Exercise inputs: Begin

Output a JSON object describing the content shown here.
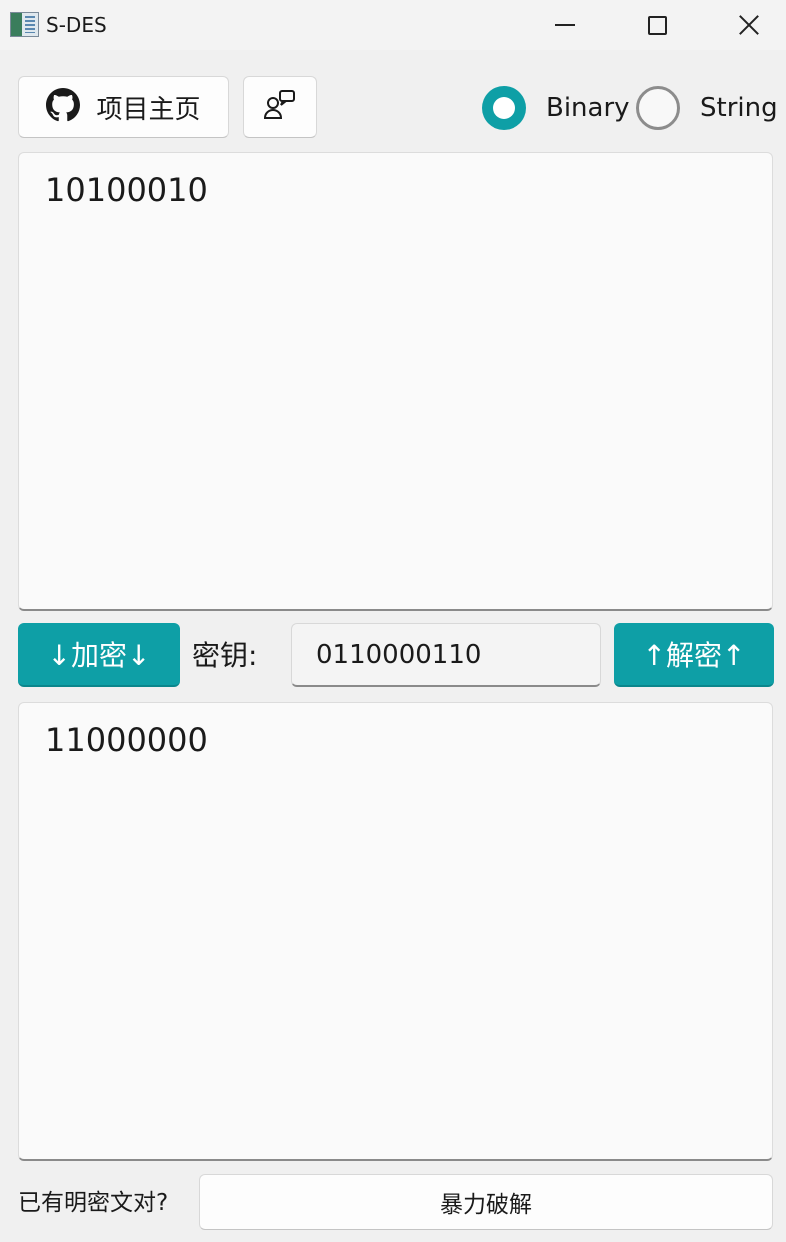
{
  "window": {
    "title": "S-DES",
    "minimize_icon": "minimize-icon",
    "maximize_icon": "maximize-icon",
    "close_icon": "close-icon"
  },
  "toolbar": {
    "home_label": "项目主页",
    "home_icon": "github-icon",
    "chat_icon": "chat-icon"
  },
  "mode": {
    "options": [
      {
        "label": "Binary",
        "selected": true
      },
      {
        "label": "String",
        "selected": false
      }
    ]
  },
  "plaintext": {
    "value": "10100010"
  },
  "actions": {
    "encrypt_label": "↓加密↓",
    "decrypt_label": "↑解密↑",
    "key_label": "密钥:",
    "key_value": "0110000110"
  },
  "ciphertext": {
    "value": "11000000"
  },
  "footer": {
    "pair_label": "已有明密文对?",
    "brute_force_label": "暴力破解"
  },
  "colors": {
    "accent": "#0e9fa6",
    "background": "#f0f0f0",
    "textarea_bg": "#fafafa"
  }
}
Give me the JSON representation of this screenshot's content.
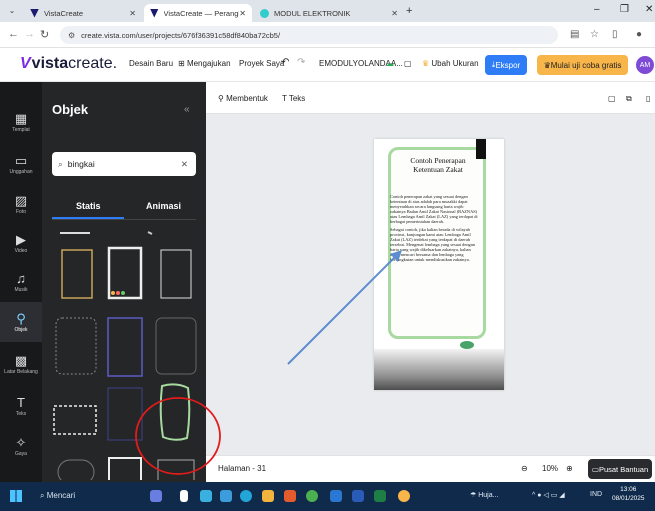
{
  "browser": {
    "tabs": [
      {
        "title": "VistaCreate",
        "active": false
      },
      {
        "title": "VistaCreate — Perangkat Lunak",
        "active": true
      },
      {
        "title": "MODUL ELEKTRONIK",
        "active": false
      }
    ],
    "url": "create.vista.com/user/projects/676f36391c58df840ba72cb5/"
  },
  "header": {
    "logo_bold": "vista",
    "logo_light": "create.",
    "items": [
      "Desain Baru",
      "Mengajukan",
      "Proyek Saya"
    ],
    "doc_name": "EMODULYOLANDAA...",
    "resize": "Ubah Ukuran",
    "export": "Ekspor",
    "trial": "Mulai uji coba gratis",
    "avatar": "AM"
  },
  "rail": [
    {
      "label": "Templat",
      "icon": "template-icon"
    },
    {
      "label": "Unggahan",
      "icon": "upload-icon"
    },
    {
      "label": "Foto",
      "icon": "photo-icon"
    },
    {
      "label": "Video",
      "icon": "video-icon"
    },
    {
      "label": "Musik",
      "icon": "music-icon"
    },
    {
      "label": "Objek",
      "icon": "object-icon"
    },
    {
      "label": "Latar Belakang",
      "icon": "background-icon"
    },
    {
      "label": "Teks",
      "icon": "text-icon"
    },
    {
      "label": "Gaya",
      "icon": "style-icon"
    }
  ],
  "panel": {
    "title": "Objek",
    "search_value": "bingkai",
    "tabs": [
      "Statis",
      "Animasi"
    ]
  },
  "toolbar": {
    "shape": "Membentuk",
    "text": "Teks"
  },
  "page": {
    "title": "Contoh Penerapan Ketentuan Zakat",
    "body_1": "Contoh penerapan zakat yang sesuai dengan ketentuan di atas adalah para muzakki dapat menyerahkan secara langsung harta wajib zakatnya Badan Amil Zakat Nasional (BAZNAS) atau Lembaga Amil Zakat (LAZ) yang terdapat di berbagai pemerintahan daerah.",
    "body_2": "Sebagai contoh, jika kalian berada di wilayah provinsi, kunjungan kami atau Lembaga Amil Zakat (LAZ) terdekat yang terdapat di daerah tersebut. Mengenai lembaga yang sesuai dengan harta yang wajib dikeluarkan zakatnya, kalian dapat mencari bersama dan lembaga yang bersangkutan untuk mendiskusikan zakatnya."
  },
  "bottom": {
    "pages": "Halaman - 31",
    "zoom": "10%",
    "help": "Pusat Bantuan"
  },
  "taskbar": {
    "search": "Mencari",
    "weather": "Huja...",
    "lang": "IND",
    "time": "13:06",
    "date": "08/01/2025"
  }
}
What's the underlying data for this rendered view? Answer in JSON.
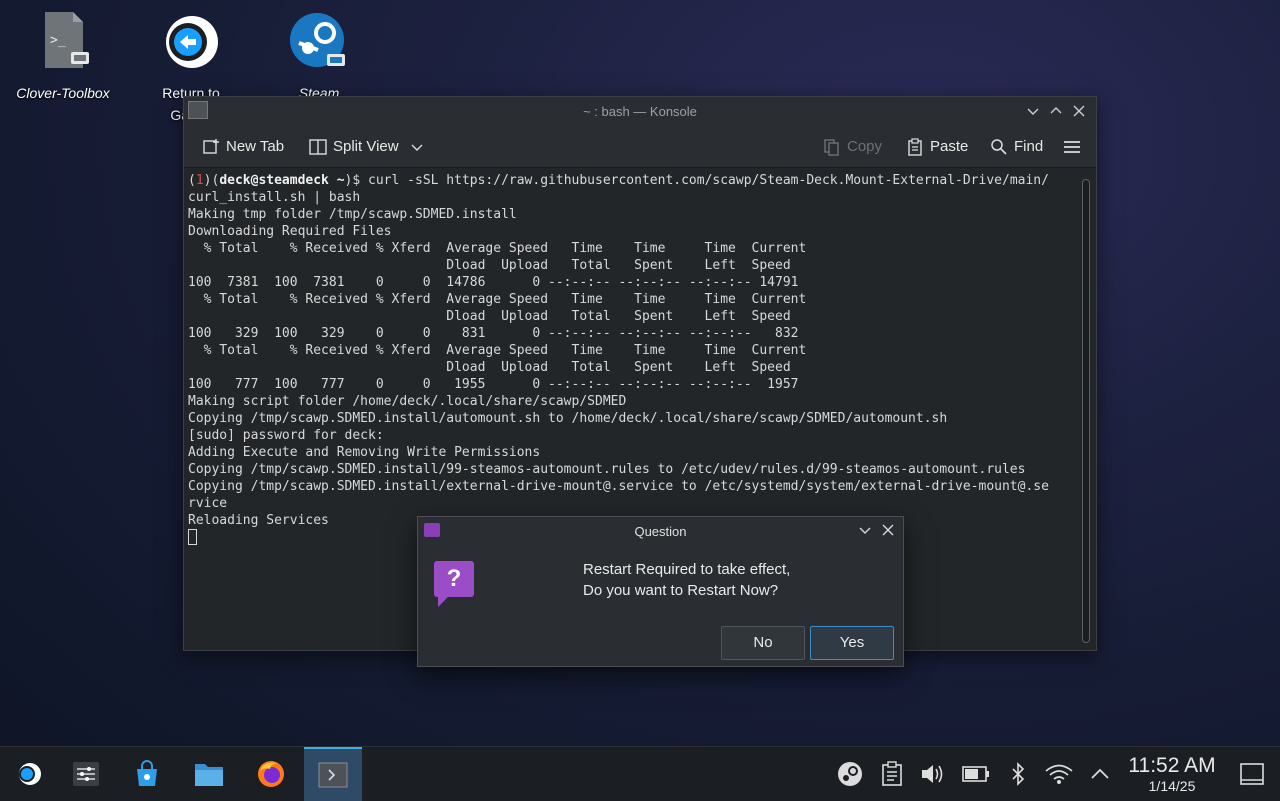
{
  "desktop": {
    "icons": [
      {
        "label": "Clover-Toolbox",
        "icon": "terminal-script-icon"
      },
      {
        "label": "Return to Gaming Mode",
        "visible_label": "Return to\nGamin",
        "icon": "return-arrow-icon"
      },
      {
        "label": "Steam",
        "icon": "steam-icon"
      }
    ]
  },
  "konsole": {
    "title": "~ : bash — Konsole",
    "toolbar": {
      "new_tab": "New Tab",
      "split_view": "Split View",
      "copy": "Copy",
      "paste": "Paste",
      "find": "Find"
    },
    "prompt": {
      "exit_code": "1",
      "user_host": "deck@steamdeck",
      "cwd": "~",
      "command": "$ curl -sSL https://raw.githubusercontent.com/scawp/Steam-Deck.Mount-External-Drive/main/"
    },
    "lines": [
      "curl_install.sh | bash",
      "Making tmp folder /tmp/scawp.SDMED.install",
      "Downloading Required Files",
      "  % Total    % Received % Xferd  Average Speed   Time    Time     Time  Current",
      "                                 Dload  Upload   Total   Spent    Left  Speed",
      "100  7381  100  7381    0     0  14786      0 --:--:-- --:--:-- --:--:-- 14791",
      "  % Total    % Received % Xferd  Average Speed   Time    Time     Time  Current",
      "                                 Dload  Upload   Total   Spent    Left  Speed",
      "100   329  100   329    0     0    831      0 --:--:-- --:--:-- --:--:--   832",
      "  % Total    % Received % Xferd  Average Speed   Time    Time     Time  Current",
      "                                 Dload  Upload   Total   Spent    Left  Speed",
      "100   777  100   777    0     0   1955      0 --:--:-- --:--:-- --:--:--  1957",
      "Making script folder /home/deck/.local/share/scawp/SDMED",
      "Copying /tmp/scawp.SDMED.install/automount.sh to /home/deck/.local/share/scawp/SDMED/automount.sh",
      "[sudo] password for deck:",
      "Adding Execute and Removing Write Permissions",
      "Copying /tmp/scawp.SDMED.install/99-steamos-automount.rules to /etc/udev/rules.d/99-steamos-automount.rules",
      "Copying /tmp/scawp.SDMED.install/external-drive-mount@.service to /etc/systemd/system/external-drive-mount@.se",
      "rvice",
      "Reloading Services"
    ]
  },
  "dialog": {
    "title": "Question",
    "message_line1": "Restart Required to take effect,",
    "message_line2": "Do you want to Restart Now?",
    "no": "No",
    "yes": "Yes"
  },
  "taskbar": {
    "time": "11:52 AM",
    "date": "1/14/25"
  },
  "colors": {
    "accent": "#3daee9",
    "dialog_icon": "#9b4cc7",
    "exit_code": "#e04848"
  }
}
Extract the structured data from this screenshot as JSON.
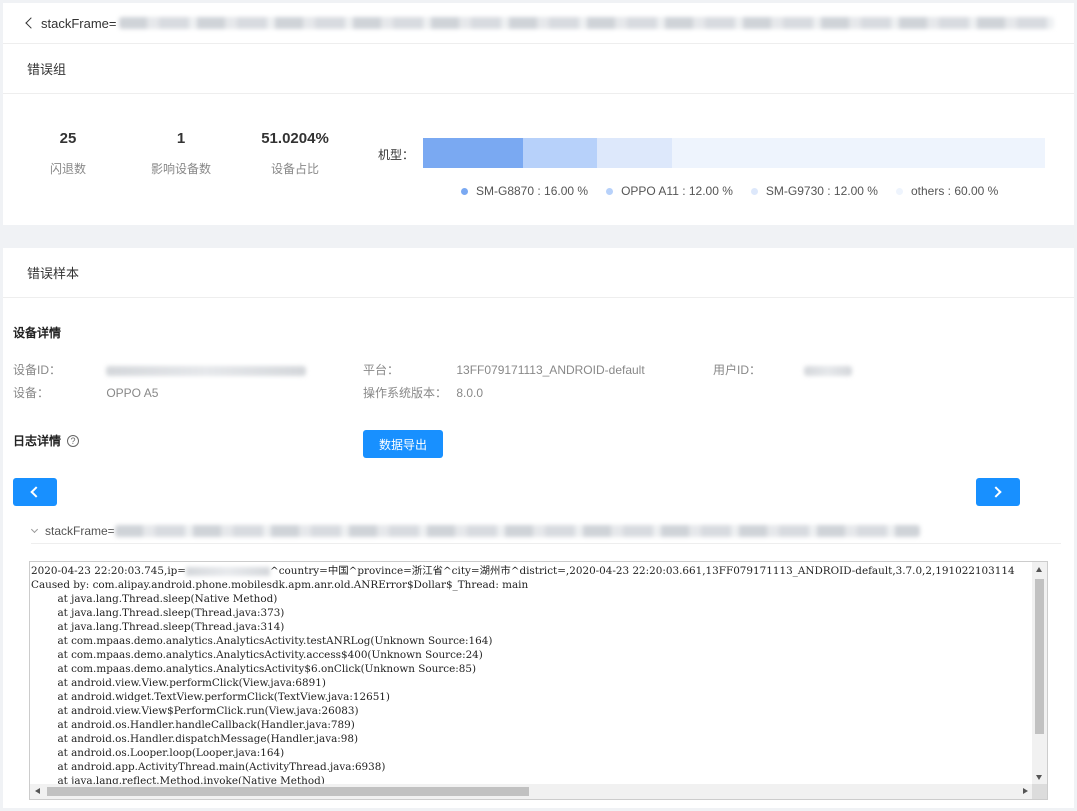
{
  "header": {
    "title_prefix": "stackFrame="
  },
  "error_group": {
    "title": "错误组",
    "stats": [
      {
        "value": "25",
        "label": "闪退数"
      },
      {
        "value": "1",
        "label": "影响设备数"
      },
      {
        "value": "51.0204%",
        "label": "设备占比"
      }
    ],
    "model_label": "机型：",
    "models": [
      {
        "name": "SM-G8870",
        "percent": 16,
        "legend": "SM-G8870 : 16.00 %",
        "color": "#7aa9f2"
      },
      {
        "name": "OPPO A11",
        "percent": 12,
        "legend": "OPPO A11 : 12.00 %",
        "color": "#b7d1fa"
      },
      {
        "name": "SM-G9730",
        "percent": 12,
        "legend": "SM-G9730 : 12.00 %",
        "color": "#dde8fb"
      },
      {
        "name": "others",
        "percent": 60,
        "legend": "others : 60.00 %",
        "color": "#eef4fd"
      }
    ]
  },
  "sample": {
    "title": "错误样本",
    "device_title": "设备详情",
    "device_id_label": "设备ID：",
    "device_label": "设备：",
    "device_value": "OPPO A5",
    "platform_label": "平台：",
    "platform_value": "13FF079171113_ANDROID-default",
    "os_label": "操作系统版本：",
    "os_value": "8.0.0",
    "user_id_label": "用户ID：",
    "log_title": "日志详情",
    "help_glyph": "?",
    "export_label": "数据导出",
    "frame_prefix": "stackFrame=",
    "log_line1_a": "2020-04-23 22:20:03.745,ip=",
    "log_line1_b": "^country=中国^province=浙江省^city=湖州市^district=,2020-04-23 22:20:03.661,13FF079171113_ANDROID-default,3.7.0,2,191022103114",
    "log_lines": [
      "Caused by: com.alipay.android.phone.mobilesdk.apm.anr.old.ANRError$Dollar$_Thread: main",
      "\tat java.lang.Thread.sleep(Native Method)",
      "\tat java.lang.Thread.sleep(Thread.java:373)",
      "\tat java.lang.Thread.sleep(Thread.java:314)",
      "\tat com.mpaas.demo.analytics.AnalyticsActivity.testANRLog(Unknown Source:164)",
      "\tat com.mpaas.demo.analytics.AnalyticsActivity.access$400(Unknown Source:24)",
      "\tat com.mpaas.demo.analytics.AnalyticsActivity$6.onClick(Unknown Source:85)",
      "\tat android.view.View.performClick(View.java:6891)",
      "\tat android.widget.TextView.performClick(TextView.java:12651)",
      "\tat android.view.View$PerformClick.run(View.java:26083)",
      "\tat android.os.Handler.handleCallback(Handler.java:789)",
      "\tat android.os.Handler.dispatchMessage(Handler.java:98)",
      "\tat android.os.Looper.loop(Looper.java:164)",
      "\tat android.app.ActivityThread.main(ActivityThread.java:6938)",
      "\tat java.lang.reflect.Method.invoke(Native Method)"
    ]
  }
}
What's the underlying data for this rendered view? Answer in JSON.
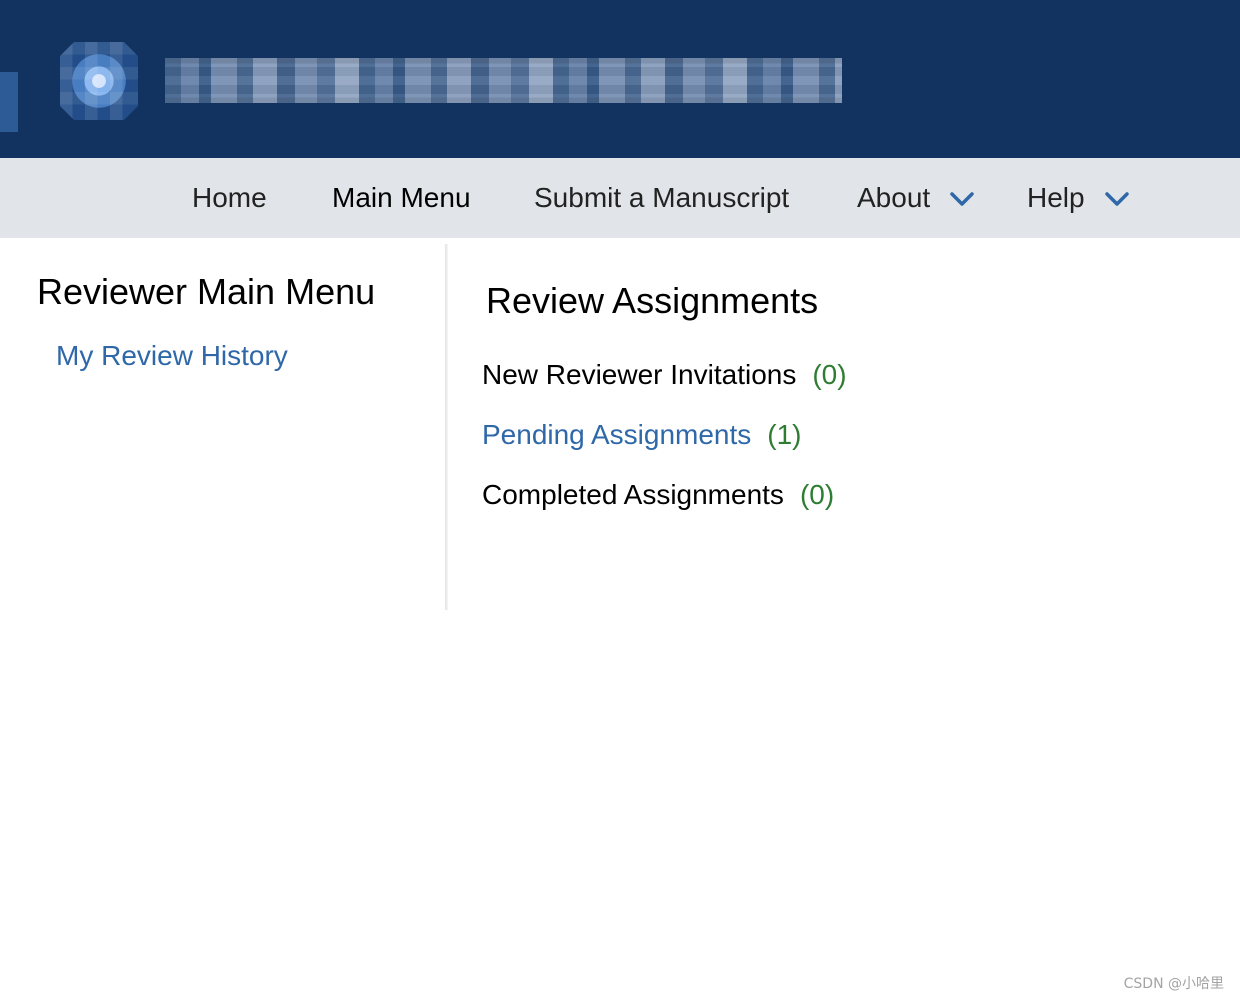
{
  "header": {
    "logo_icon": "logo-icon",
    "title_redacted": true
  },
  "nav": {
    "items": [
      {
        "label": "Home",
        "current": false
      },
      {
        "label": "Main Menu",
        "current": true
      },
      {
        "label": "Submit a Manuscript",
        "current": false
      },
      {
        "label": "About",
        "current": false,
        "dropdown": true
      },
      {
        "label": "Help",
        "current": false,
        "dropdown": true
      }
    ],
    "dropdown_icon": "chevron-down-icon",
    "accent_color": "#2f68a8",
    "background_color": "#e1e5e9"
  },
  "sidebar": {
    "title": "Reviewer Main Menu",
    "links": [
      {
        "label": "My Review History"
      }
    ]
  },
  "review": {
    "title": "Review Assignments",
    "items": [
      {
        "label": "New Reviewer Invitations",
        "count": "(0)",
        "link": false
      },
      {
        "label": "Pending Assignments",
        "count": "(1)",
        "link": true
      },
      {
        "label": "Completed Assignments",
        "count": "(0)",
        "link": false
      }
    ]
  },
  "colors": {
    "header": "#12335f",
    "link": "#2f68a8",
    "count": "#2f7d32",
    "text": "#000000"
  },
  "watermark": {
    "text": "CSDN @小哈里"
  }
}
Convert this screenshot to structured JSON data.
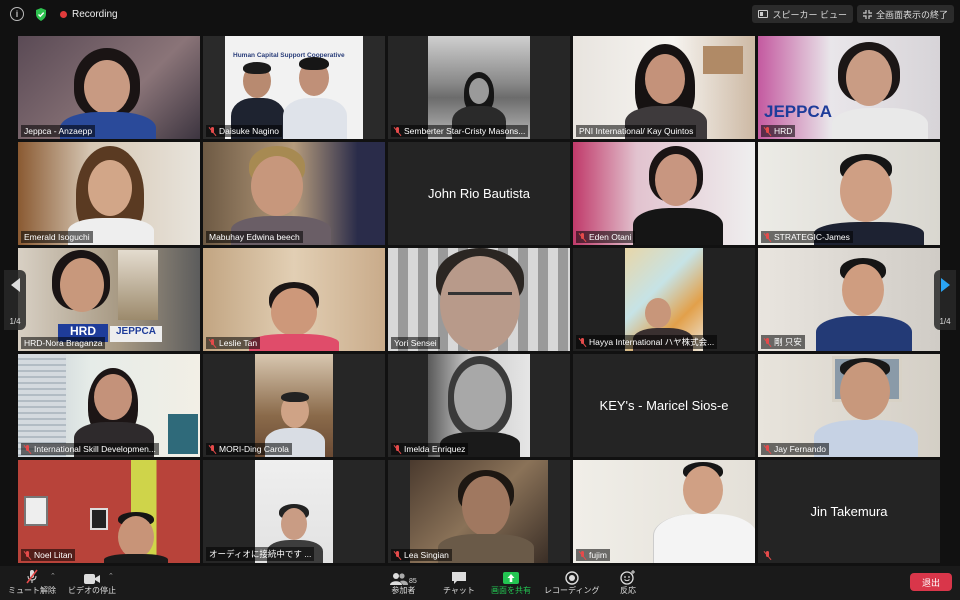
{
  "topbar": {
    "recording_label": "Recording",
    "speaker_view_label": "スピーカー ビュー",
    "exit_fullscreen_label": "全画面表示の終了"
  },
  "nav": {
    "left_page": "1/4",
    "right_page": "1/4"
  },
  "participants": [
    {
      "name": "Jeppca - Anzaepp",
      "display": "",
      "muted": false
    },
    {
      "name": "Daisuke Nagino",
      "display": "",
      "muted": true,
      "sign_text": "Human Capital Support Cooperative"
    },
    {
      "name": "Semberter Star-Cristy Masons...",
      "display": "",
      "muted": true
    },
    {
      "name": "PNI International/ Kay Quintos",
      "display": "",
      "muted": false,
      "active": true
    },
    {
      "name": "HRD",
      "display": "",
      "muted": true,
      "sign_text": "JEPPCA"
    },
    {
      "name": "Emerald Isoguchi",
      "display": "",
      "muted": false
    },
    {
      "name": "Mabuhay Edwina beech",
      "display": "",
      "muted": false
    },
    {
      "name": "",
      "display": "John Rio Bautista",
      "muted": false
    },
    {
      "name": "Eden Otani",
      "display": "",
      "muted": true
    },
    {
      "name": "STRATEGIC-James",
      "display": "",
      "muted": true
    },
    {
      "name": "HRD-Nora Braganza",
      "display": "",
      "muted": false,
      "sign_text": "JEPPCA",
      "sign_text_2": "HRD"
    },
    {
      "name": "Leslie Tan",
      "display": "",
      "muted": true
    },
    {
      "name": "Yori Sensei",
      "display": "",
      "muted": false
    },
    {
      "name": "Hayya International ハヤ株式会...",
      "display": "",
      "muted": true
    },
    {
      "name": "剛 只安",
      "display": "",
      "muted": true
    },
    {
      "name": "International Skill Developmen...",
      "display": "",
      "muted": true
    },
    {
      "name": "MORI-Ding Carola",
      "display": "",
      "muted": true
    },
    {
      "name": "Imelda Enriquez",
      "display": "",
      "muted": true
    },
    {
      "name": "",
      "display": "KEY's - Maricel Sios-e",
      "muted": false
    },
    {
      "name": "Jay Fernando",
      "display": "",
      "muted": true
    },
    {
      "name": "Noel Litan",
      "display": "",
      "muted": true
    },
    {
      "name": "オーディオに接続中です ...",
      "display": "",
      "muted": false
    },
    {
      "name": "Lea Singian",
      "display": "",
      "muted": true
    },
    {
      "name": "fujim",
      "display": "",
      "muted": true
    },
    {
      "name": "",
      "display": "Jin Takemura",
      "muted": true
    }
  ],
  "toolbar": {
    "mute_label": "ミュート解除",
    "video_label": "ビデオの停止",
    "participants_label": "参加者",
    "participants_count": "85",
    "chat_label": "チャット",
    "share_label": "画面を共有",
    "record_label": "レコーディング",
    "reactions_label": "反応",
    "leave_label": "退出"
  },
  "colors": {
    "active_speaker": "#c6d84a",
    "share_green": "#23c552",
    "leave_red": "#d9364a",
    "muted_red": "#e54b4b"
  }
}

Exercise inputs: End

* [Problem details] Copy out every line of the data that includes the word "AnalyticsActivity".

* [Answer to the exercise]
      "\tat com.mpaas.demo.analytics.AnalyticsActivity.testANRLog(Unknown Source:164)",
      "\tat com.mpaas.demo.analytics.AnalyticsActivity.access$400(Unknown Source:24)",
      "\tat com.mpaas.demo.analytics.AnalyticsActivity$6.onClick(Unknown Source:85)",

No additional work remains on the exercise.